A very different answer is given by V Anantha Nageswaran, an independent financial markets consultant based in Singapore, when asked about the risks that confront the Indian economy. Among the three major ones he cites—heightened expectations (of consumers and businesses), an inability to take India onto a higher growth path, and macroeconomic instability— he rates the last of these as the worst. “Suppose the monsoon is either not satisfactory or satisfactory in the aggregate but spatially and longitudinally unevenly distributed, leading to a rise in food inflation, then there is an inflation worry in the second half. This will be on top of the oil price base effect. The US Federal Reserve will be raising rates and if there is emerging markets turmoil with China at the centre of it, India would not be exempt from it,” he says.
While ranking the danger of low growth below that of macroeconomic instability, Nageswaran adds that, “It is not clear to me that there is an adequate grasp of the challenges of achieving sustainably high growth with the above combination of factors— internal and external.”
That has an echo in what the FII portfolio manager says: “The Plan A (of the Government) probably was to secure a low interest rate after an initial period of stabilisation. That did not happen as the RBI stuck to its own wisdom. They had no Plan B. But finally, after tinkering for a while, the Government has realised that you need a fiscal policy that is not cast in stone. They are looking for a solution and the [NK Singh] Committee taking a look at the Fiscal Responsibility and Budget Management (FRBM) Act is probably one answer to the problem.”
IT IS HARD TO escape the big truth of competitive democracy, and especially one as fiercely contested as India’s: economic decisions, in the final analysis, are subservient to the logic of politics.
“The reality is that in the absence of a crisis, it is hard to imagine ‘big bang’ reforms,” argues Dehejia. “Only in the time of crisis are the normal laws of politics suspended.”

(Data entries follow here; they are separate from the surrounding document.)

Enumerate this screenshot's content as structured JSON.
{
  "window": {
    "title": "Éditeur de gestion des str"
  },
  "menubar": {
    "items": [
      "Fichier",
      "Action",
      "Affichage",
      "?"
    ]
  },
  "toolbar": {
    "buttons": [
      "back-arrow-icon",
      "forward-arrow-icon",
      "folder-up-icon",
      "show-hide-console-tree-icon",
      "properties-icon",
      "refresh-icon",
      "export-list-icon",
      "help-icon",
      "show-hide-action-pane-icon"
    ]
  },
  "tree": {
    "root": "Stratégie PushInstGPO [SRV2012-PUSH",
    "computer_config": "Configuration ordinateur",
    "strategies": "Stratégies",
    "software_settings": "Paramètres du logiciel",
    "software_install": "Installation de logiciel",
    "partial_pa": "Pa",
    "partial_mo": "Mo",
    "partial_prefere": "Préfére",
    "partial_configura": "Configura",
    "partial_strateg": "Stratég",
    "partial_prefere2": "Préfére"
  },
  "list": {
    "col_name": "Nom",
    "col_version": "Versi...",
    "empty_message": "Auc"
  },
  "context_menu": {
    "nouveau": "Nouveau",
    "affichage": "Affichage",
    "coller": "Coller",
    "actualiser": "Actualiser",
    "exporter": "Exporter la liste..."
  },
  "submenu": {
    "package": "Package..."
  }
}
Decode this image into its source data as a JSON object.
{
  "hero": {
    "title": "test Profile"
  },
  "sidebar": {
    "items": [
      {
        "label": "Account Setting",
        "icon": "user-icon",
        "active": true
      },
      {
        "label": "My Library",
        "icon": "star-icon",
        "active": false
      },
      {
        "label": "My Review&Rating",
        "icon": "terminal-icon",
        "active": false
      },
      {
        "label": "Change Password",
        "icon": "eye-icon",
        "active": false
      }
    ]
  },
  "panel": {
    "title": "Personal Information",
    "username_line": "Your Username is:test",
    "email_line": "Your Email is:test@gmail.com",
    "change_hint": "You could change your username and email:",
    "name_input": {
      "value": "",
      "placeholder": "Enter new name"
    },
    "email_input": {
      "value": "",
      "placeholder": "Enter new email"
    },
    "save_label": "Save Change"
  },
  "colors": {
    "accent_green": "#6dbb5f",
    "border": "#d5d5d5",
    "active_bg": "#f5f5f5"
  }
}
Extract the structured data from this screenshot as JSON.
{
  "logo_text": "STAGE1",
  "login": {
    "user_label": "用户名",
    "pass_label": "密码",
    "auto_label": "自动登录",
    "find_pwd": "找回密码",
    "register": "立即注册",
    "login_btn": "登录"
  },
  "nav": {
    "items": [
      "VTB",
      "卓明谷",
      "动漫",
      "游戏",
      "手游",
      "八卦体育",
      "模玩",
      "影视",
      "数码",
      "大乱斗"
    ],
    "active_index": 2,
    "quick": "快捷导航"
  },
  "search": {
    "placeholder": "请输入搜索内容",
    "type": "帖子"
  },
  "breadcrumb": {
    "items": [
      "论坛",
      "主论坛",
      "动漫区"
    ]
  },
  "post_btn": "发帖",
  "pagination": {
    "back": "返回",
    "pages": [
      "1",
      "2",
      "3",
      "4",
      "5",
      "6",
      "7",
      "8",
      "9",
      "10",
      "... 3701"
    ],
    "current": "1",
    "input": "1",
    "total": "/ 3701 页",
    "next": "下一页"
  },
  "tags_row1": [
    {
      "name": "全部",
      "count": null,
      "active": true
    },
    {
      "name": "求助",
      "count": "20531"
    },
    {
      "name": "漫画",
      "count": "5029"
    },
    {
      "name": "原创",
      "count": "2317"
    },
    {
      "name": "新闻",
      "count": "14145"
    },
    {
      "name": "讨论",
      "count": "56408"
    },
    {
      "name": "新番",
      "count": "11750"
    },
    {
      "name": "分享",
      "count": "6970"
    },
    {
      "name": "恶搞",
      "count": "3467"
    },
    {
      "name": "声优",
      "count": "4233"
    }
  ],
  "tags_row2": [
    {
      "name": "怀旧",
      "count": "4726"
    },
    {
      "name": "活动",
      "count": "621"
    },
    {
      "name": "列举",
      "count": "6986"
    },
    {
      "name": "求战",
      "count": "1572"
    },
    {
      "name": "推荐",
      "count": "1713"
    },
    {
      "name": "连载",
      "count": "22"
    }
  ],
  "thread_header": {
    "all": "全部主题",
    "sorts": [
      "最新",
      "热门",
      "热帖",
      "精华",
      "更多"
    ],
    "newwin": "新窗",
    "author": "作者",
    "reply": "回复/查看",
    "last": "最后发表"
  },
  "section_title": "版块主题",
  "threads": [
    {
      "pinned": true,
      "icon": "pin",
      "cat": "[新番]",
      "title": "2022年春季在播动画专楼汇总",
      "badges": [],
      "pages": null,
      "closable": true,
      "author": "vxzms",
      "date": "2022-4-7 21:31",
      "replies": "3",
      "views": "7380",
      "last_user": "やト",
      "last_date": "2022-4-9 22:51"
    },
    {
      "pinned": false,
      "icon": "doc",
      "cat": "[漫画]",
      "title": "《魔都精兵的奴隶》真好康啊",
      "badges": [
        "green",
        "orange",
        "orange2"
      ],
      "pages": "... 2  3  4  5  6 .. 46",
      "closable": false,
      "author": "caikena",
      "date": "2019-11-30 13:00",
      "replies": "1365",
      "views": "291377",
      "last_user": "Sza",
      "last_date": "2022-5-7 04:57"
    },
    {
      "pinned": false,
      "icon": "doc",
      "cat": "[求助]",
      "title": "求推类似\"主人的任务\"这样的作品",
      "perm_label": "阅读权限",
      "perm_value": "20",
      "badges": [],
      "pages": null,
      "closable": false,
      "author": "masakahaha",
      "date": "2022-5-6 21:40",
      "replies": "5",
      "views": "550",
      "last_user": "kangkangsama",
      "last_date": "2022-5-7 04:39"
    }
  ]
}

Will India require another crisis to push through tough economic reforms? Let us not forget that a 7.6 per cent growth rate is the stuff of dreams for most countries today, and India’s achievement is thus formidable. The fear stems from macroeconomic imbalances, for which India is notorious—inflation, balance of payments trouble and unsustainable fiscal deficits. One can ignore their likelihood only at one’s peril. There is plenty of evidence that these dangers have not abated.